Before long Cassie Lennon was twenty-two and had gained a little weight on her formerly spare five-foot-ten-inch frame. The curly hair was shorn too close to her head, and the designer clothes had been replaced by blue jeans and tee shirts. The house could no longer be called fine, for she was neglectful of it, but the family portraits remained on the walls. Even the ones with David in them remained on the walls. But Cassie no longer had a family. Cassie’s parents were long dead, her husband was fading into a bad memory, and her son had completely vanished. She received private investigator reports monthly: David was still out there somewhere, but Joseph wasn’t with him.
The Lennon estate had mostly fended for itself, what was left of it. She had sold off a large portion of it to the Hubbard people with her lawyer’s approval.
“It’s going to be a retirement community, I think,or a gated residential community or something like that,” he told her when the offer was first made.
His description had been so uncharacteristically vague that she had sat up and paid attention. The lawyer immediately noted her change in attitude and felt the first stirring of hope for the poor lady.

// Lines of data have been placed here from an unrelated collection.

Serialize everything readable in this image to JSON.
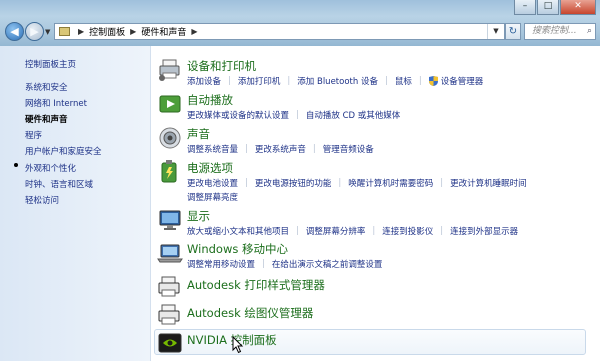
{
  "window": {
    "controls": {
      "minimize": "–",
      "maximize": "□",
      "close": "✕"
    }
  },
  "nav": {
    "back_glyph": "◀",
    "forward_glyph": "▶",
    "dropdown_glyph": "▼"
  },
  "address": {
    "breadcrumb": [
      "控制面板",
      "硬件和声音"
    ],
    "separator": "▶",
    "dropdown_glyph": "▼",
    "refresh_glyph": "↻"
  },
  "search": {
    "placeholder": "搜索控制...",
    "icon": "search-icon",
    "glyph": "⌕"
  },
  "sidebar": {
    "items": [
      {
        "label": "控制面板主页"
      },
      {
        "label": "系统和安全"
      },
      {
        "label": "网络和 Internet"
      },
      {
        "label": "硬件和声音",
        "current": true
      },
      {
        "label": "程序"
      },
      {
        "label": "用户帐户和家庭安全"
      },
      {
        "label": "外观和个性化"
      },
      {
        "label": "时钟、语言和区域"
      },
      {
        "label": "轻松访问"
      }
    ]
  },
  "categories": [
    {
      "title": "设备和打印机",
      "icon": "devices-printers-icon",
      "links": [
        "添加设备",
        "添加打印机",
        "添加 Bluetooth 设备",
        "鼠标",
        "设备管理器"
      ],
      "links_line2": []
    },
    {
      "title": "自动播放",
      "icon": "autoplay-icon",
      "links": [
        "更改媒体或设备的默认设置",
        "自动播放 CD 或其他媒体"
      ],
      "links_line2": []
    },
    {
      "title": "声音",
      "icon": "sound-icon",
      "links": [
        "调整系统音量",
        "更改系统声音",
        "管理音频设备"
      ],
      "links_line2": []
    },
    {
      "title": "电源选项",
      "icon": "power-options-icon",
      "links": [
        "更改电池设置",
        "更改电源按钮的功能",
        "唤醒计算机时需要密码",
        "更改计算机睡眠时间"
      ],
      "links_line2": [
        "调整屏幕亮度"
      ]
    },
    {
      "title": "显示",
      "icon": "display-icon",
      "links": [
        "放大或缩小文本和其他项目",
        "调整屏幕分辨率",
        "连接到投影仪",
        "连接到外部显示器"
      ],
      "links_line2": []
    },
    {
      "title": "Windows 移动中心",
      "icon": "mobility-center-icon",
      "links": [
        "调整常用移动设置",
        "在给出演示文稿之前调整设置"
      ],
      "links_line2": []
    },
    {
      "title": "Autodesk 打印样式管理器",
      "icon": "autodesk-plot-style-icon",
      "links": [],
      "links_line2": []
    },
    {
      "title": "Autodesk 绘图仪管理器",
      "icon": "autodesk-plotter-icon",
      "links": [],
      "links_line2": []
    },
    {
      "title": "NVIDIA 控制面板",
      "icon": "nvidia-icon",
      "links": [],
      "links_line2": [],
      "hovered": true
    }
  ],
  "colors": {
    "title_green": "#1c6e1c",
    "link_blue": "#1e3287",
    "sidebar_bg": "#dbe7f5"
  }
}
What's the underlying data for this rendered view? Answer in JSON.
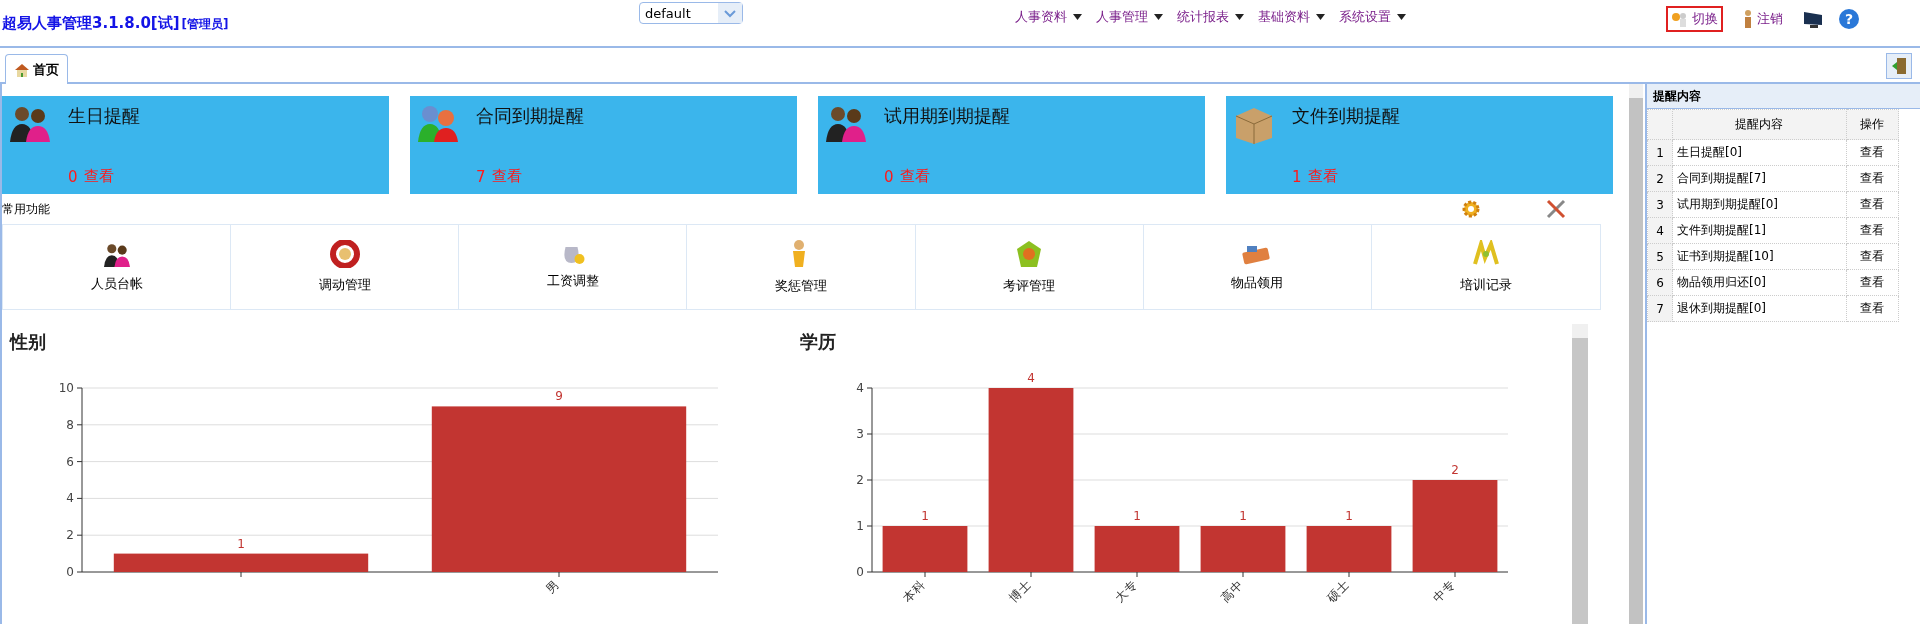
{
  "header": {
    "title": "超易人事管理3.1.8.0[试]",
    "role": "[管理员]",
    "theme_select": {
      "value": "default"
    },
    "menu": [
      {
        "label": "人事资料"
      },
      {
        "label": "人事管理"
      },
      {
        "label": "统计报表"
      },
      {
        "label": "基础资料"
      },
      {
        "label": "系统设置"
      }
    ],
    "actions": [
      {
        "label": "切换",
        "selected": true
      },
      {
        "label": "注销",
        "selected": false
      }
    ],
    "help_glyph": "?"
  },
  "tabs": [
    {
      "label": "首页",
      "selected": true
    }
  ],
  "reminder_cards": [
    {
      "title": "生日提醒",
      "count": "0",
      "link": "查看"
    },
    {
      "title": "合同到期提醒",
      "count": "7",
      "link": "查看"
    },
    {
      "title": "试用期到期提醒",
      "count": "0",
      "link": "查看"
    },
    {
      "title": "文件到期提醒",
      "count": "1",
      "link": "查看"
    }
  ],
  "common_functions": {
    "title": "常用功能",
    "items": [
      {
        "label": "人员台帐"
      },
      {
        "label": "调动管理"
      },
      {
        "label": "工资调整"
      },
      {
        "label": "奖惩管理"
      },
      {
        "label": "考评管理"
      },
      {
        "label": "物品领用"
      },
      {
        "label": "培训记录"
      }
    ]
  },
  "charts": [
    {
      "chart_data": {
        "type": "bar",
        "title": "性别",
        "categories": [
          null,
          "男"
        ],
        "values": [
          1,
          9
        ],
        "ylim": [
          0,
          10
        ],
        "yticks": [
          0,
          2,
          4,
          6,
          8,
          10
        ],
        "grid": true,
        "data_labels": true
      }
    },
    {
      "chart_data": {
        "type": "bar",
        "title": "学历",
        "categories": [
          "本科",
          "博士",
          "大专",
          "高中",
          "硕士",
          "中专"
        ],
        "values": [
          1,
          4,
          1,
          1,
          1,
          2
        ],
        "ylim": [
          0,
          4
        ],
        "yticks": [
          0,
          1,
          2,
          3,
          4
        ],
        "grid": true,
        "data_labels": true
      }
    }
  ],
  "reminder_panel": {
    "title": "提醒内容",
    "columns": [
      "提醒内容",
      "操作"
    ],
    "rows": [
      {
        "index": "1",
        "content": "生日提醒[0]",
        "action": "查看"
      },
      {
        "index": "2",
        "content": "合同到期提醒[7]",
        "action": "查看"
      },
      {
        "index": "3",
        "content": "试用期到期提醒[0]",
        "action": "查看"
      },
      {
        "index": "4",
        "content": "文件到期提醒[1]",
        "action": "查看"
      },
      {
        "index": "5",
        "content": "证书到期提醒[10]",
        "action": "查看"
      },
      {
        "index": "6",
        "content": "物品领用归还[0]",
        "action": "查看"
      },
      {
        "index": "7",
        "content": "退休到期提醒[0]",
        "action": "查看"
      }
    ]
  }
}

“I know, I know,” he replied, rushing his words in his attempt to keep her engaged. “It’s probably just a housing project built around some man-made lakes. And they’ll have a fence around it,” he added quickly, seeing her face change. “And the residents will need a pass to get in and out.” He felt he was losing her with every word.
Copyright by Gretchen Rix
Photos by Roxanne Rix